God’s wonders are displayed vividly throughout creation. He created plants and animals in such a way that they are adapted to their environment perfectly. The sun, moon, stars, and planets all revolve in a God-ordained course in space. But one of the most spectacular ways God reveals His power is in the weather and specifically severe storms such as tornadoes. On extremely warm and humid days during the spring and summer months, cold, dry air from Canada and warm, moist air from the Gulf of Mexico travel thousands of miles and form massive thunderstorms over the Great Plains and Midwest regions of the United States. These storms bring with them plenty of rain, lightning, and hail, and if there is enough rotation (spinning) in the clouds, tornadoes. Once a funnel cloud hits the ground and becomes a tornado, it can do great destruction.
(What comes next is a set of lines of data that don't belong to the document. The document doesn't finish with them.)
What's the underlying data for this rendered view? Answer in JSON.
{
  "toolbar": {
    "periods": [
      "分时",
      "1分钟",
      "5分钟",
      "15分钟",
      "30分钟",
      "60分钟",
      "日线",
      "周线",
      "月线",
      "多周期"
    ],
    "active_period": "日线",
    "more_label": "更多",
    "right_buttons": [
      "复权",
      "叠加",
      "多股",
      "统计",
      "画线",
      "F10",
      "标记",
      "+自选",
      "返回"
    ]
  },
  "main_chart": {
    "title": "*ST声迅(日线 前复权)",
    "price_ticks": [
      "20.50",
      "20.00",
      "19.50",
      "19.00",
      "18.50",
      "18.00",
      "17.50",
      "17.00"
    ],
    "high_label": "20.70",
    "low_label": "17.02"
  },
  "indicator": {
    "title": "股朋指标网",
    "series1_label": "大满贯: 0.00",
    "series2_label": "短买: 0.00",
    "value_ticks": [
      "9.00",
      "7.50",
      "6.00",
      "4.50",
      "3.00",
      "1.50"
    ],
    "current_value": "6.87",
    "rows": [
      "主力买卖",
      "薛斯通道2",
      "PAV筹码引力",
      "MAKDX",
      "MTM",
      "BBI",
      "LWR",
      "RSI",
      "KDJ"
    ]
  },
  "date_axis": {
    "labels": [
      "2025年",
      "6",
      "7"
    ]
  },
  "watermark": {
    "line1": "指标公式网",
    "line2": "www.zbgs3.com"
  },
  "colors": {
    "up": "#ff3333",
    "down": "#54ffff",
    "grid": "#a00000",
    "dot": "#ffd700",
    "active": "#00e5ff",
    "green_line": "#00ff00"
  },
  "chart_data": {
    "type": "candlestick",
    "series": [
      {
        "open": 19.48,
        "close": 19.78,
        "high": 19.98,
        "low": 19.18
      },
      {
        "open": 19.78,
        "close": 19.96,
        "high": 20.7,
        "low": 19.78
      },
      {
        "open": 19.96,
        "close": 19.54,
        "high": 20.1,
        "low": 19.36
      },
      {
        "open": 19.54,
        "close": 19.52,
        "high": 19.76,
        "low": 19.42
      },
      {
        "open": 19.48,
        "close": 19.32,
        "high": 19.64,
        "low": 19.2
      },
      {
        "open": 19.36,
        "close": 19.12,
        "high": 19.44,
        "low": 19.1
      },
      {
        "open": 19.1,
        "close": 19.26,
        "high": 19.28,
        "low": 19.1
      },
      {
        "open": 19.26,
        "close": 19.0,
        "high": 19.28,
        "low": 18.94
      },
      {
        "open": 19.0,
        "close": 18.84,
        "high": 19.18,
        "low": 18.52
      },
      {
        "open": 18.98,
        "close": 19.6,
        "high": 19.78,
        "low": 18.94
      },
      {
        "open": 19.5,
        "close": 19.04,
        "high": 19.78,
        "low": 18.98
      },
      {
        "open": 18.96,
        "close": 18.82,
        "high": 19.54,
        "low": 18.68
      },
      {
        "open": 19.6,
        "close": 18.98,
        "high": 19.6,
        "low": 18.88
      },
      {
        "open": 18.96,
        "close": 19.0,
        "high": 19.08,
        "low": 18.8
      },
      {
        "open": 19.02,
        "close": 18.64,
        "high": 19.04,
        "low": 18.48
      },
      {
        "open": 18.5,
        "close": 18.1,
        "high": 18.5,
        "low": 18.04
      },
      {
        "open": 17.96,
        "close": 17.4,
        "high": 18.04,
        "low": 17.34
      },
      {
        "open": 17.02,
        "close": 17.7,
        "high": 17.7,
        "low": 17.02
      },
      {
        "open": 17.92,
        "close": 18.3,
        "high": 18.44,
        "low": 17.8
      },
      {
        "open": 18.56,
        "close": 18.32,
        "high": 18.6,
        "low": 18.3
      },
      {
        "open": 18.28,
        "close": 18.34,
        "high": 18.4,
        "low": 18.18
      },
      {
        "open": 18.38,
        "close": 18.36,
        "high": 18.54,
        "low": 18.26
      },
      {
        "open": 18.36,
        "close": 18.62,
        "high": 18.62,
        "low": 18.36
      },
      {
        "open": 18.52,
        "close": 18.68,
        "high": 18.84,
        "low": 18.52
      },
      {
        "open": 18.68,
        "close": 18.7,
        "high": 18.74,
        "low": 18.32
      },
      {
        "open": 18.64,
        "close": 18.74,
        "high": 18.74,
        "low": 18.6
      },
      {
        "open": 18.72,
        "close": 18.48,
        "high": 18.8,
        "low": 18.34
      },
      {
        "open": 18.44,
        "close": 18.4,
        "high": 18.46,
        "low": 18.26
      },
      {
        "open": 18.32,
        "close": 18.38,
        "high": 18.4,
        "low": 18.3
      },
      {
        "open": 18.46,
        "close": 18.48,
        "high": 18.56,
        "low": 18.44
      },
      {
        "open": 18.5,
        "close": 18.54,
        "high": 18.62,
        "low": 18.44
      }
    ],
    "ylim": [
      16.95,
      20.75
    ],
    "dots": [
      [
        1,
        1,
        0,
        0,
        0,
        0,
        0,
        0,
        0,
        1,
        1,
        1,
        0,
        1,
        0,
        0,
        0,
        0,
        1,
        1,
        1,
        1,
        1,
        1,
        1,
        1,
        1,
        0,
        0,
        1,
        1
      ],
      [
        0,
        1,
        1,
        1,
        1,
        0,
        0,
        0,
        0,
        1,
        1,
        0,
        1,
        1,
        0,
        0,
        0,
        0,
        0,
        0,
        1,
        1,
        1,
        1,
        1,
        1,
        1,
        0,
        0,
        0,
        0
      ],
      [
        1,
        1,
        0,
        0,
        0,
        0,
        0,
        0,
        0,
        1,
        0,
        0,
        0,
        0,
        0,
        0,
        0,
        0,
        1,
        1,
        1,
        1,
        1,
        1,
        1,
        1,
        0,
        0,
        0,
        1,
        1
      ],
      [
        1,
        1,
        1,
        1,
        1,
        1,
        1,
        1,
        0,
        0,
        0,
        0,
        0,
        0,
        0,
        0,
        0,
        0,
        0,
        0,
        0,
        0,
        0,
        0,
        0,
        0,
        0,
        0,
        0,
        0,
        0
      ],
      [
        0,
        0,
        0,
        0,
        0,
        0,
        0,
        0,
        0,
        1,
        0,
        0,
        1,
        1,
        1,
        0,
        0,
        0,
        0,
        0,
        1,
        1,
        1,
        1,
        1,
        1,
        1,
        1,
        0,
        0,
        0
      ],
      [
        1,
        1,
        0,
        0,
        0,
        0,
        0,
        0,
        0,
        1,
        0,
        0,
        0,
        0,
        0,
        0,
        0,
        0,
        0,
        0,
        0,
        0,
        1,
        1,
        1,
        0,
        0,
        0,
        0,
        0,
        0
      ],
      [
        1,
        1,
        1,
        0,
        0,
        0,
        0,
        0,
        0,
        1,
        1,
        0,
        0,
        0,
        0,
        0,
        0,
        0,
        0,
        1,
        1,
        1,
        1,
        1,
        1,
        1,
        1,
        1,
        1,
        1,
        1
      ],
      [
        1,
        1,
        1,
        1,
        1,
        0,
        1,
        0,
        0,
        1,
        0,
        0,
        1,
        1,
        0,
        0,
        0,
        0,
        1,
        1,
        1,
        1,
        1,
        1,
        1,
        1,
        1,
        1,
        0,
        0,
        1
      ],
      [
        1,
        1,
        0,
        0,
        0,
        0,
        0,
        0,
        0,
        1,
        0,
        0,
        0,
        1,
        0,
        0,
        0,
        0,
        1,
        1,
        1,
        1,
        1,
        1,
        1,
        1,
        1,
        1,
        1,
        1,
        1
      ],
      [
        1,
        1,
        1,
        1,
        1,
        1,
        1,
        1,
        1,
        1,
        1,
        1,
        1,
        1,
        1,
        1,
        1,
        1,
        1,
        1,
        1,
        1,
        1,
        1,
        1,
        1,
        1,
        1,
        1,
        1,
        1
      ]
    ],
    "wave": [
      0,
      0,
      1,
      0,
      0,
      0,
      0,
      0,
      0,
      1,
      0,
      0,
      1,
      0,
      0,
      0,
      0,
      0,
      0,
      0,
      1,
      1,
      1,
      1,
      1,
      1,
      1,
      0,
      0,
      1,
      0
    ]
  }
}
There are many stories of whole neighborhoods of well-built houses being leveled as though they were made out of cardboard. Did the weather always behave this way or did it come about later on? God created all things good, so that the weather was mild and didn’t have the extremes of heat, cold, and other conditions that we are familiar with today. Before the flood the only precipitation that came down from the sky was a mist that watered the earth at night to keep the Garden of Eden fresh. “But there went up a mist from the earth , and watered the whole face of the ground” (Genesis 2:6). Once man fell into sin as recorded in Genesis 3, God cursed the ground for man’s sake. This curse extended to the atmosphere and became especially evident in the Flood. Afterwards rain, hail, and other weather conditions became common. The Bible speaks of whirlwinds in various places. Job’s children were killed by a “great wind” as recorded in Job 1:19. God used a whirlwind to take Elijah to heaven (2 Kings 2:1). Ezekiel mentions God speaking to him out of one as well. “And I looked, and, behold, a whirlwind came out of the north, a great cloud, and fire enfolding itself, and a brightness was about it, and out of the midst thereof as the colour of amber, out of the midst of the fire” (Ezekiel 1:4). I do not know whether these whirlwinds were actually tornadoes or not, but it is possible. How are we as Christians to view tornadoes? I read about a woman in Pennsylvania whose house was destroyed by a tornado and one of her children killed by this storm, and she said “This isn’t the work of God, it’s the work of Satan.” It can be tough for us, especially if we have been through a significant loss like that to think of God sending such a thing into our lives, but He is in control even of extremely severe weather. God is the one “Who layeth the beams of his chambers in the waters: who maketh the clouds his chariot: who walketh upon the wings of the wind” (Psalm 104:3). He is in control not only of the storms we see in the creation around us, but also of the storms that we experience in our lives. It doesn’t matter whether it’s illness, loss of a job, family member, or friend. He sees, knows, guides, and directs all things and we can flee to Him for refuge when we are in trouble. “God is our refuge and strength, a very present help in trouble” (Psalm 46:1). Whatever storms may blow our way, let us place our trust in God and find our comfort and peace in Him.